[Available data]

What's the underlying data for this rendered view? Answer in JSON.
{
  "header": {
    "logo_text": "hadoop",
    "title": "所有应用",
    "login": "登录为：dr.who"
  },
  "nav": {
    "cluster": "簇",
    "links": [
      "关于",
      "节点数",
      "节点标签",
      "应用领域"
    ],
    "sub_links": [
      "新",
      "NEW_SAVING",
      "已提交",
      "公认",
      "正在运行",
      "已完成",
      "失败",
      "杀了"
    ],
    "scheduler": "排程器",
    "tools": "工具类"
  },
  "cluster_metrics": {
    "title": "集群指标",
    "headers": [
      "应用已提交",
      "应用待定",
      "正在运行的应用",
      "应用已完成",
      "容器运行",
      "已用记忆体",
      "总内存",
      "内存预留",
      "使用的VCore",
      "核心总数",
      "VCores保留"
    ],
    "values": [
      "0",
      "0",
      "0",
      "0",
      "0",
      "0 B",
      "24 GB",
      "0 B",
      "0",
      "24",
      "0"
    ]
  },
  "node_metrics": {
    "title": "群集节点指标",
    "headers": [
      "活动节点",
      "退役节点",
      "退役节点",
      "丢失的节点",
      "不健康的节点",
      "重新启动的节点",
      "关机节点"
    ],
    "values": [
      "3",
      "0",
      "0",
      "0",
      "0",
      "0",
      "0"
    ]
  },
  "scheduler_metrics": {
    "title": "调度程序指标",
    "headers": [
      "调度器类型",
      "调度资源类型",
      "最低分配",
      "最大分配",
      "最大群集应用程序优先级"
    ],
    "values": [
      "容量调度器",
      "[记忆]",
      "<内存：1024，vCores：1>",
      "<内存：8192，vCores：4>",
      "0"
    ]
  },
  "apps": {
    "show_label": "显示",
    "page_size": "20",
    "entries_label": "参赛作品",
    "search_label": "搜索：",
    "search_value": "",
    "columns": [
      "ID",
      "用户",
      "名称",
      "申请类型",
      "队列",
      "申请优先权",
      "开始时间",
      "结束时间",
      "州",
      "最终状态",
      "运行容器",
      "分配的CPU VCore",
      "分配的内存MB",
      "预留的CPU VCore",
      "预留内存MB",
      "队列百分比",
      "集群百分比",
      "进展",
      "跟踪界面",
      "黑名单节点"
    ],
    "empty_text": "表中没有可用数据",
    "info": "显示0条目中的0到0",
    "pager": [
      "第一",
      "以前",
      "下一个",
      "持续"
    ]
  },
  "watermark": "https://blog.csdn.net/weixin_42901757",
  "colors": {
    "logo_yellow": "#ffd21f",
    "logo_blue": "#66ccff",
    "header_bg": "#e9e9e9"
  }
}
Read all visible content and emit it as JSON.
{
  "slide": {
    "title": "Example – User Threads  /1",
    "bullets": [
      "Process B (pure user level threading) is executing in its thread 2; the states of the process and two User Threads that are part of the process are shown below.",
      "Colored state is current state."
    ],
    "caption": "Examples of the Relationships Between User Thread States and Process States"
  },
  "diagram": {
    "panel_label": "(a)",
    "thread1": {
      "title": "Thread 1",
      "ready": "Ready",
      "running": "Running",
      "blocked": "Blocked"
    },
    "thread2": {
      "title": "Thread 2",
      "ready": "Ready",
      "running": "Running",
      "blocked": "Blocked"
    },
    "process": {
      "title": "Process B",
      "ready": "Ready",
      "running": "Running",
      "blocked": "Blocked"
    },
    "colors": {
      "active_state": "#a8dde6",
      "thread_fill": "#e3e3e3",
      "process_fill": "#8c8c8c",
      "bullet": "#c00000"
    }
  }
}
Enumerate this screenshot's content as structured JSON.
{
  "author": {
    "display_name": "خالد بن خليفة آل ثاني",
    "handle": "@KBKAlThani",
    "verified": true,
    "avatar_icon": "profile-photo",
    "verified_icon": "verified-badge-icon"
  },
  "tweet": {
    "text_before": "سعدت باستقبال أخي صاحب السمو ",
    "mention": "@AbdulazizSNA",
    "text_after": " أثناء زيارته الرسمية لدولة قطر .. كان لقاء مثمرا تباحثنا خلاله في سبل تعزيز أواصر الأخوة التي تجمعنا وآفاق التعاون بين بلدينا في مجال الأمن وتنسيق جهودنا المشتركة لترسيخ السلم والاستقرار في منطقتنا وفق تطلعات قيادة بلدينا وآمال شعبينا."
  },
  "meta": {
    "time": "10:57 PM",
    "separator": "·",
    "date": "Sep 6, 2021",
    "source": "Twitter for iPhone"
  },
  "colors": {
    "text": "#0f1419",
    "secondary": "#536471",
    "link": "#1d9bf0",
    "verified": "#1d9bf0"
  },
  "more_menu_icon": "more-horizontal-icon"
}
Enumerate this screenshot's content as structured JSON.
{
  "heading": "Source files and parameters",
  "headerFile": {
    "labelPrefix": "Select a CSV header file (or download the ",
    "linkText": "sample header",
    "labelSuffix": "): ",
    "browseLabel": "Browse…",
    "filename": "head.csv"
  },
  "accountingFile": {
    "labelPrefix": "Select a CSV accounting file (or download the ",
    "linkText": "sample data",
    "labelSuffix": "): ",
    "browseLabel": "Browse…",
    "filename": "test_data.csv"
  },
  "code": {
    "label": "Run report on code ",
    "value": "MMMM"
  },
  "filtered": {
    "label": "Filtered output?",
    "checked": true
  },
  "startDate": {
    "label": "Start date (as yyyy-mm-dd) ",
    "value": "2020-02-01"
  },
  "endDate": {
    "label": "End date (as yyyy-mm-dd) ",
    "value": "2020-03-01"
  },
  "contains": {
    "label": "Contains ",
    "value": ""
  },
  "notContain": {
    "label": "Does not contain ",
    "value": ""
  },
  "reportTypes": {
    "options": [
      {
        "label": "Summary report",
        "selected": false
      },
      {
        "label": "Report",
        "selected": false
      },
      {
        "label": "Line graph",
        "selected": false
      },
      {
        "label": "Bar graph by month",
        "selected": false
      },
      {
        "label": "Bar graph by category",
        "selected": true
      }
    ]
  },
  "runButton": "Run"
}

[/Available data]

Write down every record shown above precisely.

**Solved exercise:**
What's the underlying data for this rendered view? Answer in JSON.
{
  "header": {
    "logo_text": "hadoop",
    "title": "所有应用",
    "login": "登录为：dr.who"
  },
  "nav": {
    "cluster": "簇",
    "links": [
      "关于",
      "节点数",
      "节点标签",
      "应用领域"
    ],
    "sub_links": [
      "新",
      "NEW_SAVING",
      "已提交",
      "公认",
      "正在运行",
      "已完成",
      "失败",
      "杀了"
    ],
    "scheduler": "排程器",
    "tools": "工具类"
  },
  "cluster_metrics": {
    "title": "集群指标",
    "headers": [
      "应用已提交",
      "应用待定",
      "正在运行的应用",
      "应用已完成",
      "容器运行",
      "已用记忆体",
      "总内存",
      "内存预留",
      "使用的VCore",
      "核心总数",
      "VCores保留"
    ],
    "values": [
      "0",
      "0",
      "0",
      "0",
      "0",
      "0 B",
      "24 GB",
      "0 B",
      "0",
      "24",
      "0"
    ]
  },
  "node_metrics": {
    "title": "群集节点指标",
    "headers": [
      "活动节点",
      "退役节点",
      "退役节点",
      "丢失的节点",
      "不健康的节点",
      "重新启动的节点",
      "关机节点"
    ],
    "values": [
      "3",
      "0",
      "0",
      "0",
      "0",
      "0",
      "0"
    ]
  },
  "scheduler_metrics": {
    "title": "调度程序指标",
    "headers": [
      "调度器类型",
      "调度资源类型",
      "最低分配",
      "最大分配",
      "最大群集应用程序优先级"
    ],
    "values": [
      "容量调度器",
      "[记忆]",
      "<内存：1024，vCores：1>",
      "<内存：8192，vCores：4>",
      "0"
    ]
  },
  "apps": {
    "show_label": "显示",
    "page_size": "20",
    "entries_label": "参赛作品",
    "search_label": "搜索：",
    "search_value": "",
    "columns": [
      "ID",
      "用户",
      "名称",
      "申请类型",
      "队列",
      "申请优先权",
      "开始时间",
      "结束时间",
      "州",
      "最终状态",
      "运行容器",
      "分配的CPU VCore",
      "分配的内存MB",
      "预留的CPU VCore",
      "预留内存MB",
      "队列百分比",
      "集群百分比",
      "进展",
      "跟踪界面",
      "黑名单节点"
    ],
    "empty_text": "表中没有可用数据",
    "info": "显示0条目中的0到0",
    "pager": [
      "第一",
      "以前",
      "下一个",
      "持续"
    ]
  },
  "watermark": "https://blog.csdn.net/weixin_42901757",
  "colors": {
    "logo_yellow": "#ffd21f",
    "logo_blue": "#66ccff",
    "header_bg": "#e9e9e9"
  }
}
Read all visible content and emit it as JSON.
{
  "slide": {
    "title": "Example – User Threads  /1",
    "bullets": [
      "Process B (pure user level threading) is executing in its thread 2; the states of the process and two User Threads that are part of the process are shown below.",
      "Colored state is current state."
    ],
    "caption": "Examples of the Relationships Between User Thread States and Process States"
  },
  "diagram": {
    "panel_label": "(a)",
    "thread1": {
      "title": "Thread 1",
      "ready": "Ready",
      "running": "Running",
      "blocked": "Blocked"
    },
    "thread2": {
      "title": "Thread 2",
      "ready": "Ready",
      "running": "Running",
      "blocked": "Blocked"
    },
    "process": {
      "title": "Process B",
      "ready": "Ready",
      "running": "Running",
      "blocked": "Blocked"
    },
    "colors": {
      "active_state": "#a8dde6",
      "thread_fill": "#e3e3e3",
      "process_fill": "#8c8c8c",
      "bullet": "#c00000"
    }
  }
}
Enumerate this screenshot's content as structured JSON.
{
  "author": {
    "display_name": "خالد بن خليفة آل ثاني",
    "handle": "@KBKAlThani",
    "verified": true,
    "avatar_icon": "profile-photo",
    "verified_icon": "verified-badge-icon"
  },
  "tweet": {
    "text_before": "سعدت باستقبال أخي صاحب السمو ",
    "mention": "@AbdulazizSNA",
    "text_after": " أثناء زيارته الرسمية لدولة قطر .. كان لقاء مثمرا تباحثنا خلاله في سبل تعزيز أواصر الأخوة التي تجمعنا وآفاق التعاون بين بلدينا في مجال الأمن وتنسيق جهودنا المشتركة لترسيخ السلم والاستقرار في منطقتنا وفق تطلعات قيادة بلدينا وآمال شعبينا."
  },
  "meta": {
    "time": "10:57 PM",
    "separator": "·",
    "date": "Sep 6, 2021",
    "source": "Twitter for iPhone"
  },
  "colors": {
    "text": "#0f1419",
    "secondary": "#536471",
    "link": "#1d9bf0",
    "verified": "#1d9bf0"
  },
  "more_menu_icon": "more-horizontal-icon"
}
Enumerate this screenshot's content as structured JSON.
{
  "heading": "Source files and parameters",
  "headerFile": {
    "labelPrefix": "Select a CSV header file (or download the ",
    "linkText": "sample header",
    "labelSuffix": "): ",
    "browseLabel": "Browse…",
    "filename": "head.csv"
  },
  "accountingFile": {
    "labelPrefix": "Select a CSV accounting file (or download the ",
    "linkText": "sample data",
    "labelSuffix": "): ",
    "browseLabel": "Browse…",
    "filename": "test_data.csv"
  },
  "code": {
    "label": "Run report on code ",
    "value": "MMMM"
  },
  "filtered": {
    "label": "Filtered output?",
    "checked": true
  },
  "startDate": {
    "label": "Start date (as yyyy-mm-dd) ",
    "value": "2020-02-01"
  },
  "endDate": {
    "label": "End date (as yyyy-mm-dd) ",
    "value": "2020-03-01"
  },
  "contains": {
    "label": "Contains ",
    "value": ""
  },
  "notContain": {
    "label": "Does not contain ",
    "value": ""
  },
  "reportTypes": {
    "options": [
      {
        "label": "Summary report",
        "selected": false
      },
      {
        "label": "Report",
        "selected": false
      },
      {
        "label": "Line graph",
        "selected": false
      },
      {
        "label": "Bar graph by month",
        "selected": false
      },
      {
        "label": "Bar graph by category",
        "selected": true
      }
    ]
  },
  "runButton": "Run"
}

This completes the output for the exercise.